Gone are their branches and along with them so have the other plants that find a home in their mossy nooks and crannies. It is pollarding time and the lovely view that I have been used to seeing every day since I moved here twelve years ago has changed dramatically. Fortunately, all will return in abundance in due course.
Pollarded willows in the secret valley
Ancient ash pollard - sad to think that it will probably now die because of the newly imported disease, Chalara
Now a rare sight - White Park cattle
Just six months of new growth
It will take time to become used to seeing the 'new look' secret valley, now so very different from the image that has become the trademark of this blog. In the past, cutting the trees would have given a team of men work for the whole winter. Now one man with a machine achieves it in five days.
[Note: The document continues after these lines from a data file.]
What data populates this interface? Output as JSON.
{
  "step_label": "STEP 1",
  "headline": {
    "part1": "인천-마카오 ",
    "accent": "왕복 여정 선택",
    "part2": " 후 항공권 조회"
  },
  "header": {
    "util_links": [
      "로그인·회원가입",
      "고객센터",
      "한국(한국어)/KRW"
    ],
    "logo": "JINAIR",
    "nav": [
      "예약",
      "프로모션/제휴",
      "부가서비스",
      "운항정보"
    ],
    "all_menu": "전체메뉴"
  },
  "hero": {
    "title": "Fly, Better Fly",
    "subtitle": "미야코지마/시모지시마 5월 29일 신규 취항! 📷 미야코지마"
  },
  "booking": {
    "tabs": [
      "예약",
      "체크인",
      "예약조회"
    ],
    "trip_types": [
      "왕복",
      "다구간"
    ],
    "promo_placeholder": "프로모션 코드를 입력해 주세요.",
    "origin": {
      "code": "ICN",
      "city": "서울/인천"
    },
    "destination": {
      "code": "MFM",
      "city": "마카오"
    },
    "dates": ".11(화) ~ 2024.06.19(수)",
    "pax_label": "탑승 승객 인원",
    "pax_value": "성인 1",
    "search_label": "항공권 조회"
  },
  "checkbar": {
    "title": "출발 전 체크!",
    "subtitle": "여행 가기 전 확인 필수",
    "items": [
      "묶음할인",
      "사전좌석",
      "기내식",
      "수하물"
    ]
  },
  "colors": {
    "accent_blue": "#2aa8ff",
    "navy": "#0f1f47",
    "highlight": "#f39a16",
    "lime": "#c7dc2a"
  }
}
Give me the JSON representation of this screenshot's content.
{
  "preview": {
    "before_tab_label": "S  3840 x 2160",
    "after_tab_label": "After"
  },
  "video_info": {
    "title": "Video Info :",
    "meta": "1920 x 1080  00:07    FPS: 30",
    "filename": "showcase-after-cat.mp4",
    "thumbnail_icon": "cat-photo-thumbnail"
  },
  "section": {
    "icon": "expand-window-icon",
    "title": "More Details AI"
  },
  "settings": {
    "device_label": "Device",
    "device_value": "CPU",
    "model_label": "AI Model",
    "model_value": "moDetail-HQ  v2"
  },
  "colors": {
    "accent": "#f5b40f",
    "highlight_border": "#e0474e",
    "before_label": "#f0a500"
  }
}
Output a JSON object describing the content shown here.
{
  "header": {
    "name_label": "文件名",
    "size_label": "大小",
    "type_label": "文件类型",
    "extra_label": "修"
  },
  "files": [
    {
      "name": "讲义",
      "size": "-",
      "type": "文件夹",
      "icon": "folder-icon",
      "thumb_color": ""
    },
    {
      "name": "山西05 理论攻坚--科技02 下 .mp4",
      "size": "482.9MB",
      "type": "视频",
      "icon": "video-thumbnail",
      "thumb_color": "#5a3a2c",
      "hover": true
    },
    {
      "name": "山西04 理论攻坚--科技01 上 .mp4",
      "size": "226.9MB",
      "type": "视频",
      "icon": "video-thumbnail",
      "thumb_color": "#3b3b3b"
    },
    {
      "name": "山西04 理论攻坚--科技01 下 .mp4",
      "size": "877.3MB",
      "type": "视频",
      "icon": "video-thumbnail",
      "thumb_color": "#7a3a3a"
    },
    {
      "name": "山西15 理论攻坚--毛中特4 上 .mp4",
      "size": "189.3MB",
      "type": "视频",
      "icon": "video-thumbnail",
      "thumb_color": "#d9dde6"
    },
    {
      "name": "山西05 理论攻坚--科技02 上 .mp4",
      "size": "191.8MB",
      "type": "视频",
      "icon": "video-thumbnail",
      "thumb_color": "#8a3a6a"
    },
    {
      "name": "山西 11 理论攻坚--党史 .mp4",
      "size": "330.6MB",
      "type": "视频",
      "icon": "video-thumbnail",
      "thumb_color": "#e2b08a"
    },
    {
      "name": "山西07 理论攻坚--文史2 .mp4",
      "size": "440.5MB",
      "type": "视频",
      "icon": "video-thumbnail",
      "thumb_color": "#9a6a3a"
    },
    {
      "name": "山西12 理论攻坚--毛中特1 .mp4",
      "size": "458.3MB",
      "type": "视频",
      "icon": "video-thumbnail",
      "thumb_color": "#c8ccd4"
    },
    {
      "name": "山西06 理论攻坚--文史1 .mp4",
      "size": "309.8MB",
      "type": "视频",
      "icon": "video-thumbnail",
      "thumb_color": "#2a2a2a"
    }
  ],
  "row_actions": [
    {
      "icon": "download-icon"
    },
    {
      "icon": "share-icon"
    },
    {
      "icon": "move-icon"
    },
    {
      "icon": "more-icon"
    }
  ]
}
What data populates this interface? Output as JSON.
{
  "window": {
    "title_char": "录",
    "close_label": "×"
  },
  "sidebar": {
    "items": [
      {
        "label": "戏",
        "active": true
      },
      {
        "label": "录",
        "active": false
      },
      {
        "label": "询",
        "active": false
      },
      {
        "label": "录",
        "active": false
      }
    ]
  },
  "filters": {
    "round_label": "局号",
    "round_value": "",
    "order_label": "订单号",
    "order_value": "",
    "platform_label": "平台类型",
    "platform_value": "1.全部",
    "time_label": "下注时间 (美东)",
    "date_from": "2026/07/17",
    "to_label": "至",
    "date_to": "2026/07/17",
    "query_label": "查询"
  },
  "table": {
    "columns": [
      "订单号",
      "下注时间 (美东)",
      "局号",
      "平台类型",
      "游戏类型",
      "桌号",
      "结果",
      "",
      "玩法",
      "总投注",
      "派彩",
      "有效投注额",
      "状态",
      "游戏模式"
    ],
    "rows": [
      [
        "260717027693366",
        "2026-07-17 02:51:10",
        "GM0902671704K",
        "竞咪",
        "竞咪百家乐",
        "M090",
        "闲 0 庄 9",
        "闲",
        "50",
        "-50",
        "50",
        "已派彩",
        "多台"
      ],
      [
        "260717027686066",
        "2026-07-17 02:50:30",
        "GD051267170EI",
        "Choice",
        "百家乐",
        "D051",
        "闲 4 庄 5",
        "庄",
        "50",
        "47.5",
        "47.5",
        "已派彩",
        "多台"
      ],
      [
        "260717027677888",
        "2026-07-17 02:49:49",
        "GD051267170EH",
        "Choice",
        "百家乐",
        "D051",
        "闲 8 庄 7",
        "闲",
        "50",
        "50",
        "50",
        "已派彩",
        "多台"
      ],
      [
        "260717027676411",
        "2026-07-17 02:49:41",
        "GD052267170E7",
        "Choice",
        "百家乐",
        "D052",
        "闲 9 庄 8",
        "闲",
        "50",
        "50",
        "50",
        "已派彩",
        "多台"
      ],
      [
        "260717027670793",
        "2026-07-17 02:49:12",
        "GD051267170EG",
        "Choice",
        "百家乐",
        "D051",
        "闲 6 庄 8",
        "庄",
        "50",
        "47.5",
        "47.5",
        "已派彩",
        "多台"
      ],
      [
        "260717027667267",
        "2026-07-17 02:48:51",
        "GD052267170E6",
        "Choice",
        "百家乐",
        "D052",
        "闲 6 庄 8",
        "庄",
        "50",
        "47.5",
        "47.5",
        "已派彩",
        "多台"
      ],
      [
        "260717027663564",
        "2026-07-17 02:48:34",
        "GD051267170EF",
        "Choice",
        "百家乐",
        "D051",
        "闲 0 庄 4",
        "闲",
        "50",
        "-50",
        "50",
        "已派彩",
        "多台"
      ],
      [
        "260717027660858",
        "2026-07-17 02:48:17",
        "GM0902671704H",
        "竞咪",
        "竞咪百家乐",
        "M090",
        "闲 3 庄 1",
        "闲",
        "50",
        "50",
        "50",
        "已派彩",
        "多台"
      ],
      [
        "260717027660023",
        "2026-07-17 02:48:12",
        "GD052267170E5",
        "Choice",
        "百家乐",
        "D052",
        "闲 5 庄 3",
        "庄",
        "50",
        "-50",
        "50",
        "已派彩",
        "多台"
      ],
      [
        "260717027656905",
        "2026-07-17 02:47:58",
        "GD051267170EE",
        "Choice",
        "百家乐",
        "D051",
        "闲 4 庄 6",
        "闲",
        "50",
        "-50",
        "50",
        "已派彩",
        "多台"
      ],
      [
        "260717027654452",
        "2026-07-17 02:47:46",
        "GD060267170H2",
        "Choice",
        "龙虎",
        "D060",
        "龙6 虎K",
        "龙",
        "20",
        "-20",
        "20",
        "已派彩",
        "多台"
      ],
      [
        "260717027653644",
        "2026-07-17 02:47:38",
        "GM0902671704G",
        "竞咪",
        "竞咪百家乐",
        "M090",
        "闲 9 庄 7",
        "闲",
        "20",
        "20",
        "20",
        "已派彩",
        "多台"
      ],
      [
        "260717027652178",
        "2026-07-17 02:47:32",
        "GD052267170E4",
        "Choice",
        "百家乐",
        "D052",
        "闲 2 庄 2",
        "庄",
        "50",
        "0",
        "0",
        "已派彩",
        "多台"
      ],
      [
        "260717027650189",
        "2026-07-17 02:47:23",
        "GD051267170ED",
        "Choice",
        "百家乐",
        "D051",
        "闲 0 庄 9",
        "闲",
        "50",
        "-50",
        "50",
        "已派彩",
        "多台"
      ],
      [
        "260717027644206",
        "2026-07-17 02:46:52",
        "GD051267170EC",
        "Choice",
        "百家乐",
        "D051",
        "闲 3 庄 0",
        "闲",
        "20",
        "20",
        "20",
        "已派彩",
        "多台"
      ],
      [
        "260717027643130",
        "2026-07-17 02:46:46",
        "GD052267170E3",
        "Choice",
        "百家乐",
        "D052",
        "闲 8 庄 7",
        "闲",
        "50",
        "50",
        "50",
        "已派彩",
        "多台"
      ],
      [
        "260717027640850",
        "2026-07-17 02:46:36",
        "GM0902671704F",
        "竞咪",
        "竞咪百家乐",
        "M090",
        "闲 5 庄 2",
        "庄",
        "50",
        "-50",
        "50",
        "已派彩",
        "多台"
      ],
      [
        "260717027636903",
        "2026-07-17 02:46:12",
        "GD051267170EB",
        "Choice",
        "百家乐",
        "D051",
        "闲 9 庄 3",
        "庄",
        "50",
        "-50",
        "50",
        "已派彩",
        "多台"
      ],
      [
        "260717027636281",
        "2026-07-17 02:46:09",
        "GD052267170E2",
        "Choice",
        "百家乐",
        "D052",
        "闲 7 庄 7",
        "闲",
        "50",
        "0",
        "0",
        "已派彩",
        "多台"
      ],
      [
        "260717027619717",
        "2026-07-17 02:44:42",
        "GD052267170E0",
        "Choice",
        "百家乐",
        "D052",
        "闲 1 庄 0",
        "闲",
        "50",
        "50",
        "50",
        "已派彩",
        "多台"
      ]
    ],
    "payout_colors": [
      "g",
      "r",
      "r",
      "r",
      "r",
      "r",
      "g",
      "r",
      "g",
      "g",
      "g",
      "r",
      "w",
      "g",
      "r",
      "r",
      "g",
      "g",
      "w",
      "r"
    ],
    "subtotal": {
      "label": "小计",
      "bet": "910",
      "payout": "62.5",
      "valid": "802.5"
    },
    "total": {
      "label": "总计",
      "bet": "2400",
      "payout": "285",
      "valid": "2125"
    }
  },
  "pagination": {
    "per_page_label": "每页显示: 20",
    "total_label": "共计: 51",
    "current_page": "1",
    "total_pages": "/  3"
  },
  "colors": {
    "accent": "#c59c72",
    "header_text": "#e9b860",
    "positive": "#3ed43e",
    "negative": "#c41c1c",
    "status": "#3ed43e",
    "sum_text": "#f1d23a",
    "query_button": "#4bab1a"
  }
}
It may not be such a romantic notion but watching the tractor driver manipulate the claws of the cutter at every conceivable angle demonstrated that the old techniques have been replaced with skills every bit as impressive.
More reading: click on the links below
Conservation of ancient pollards
Chalara in ash trees
White Park cattle and other endangered farm breeds
Adam Henson's Cotswold Farm Park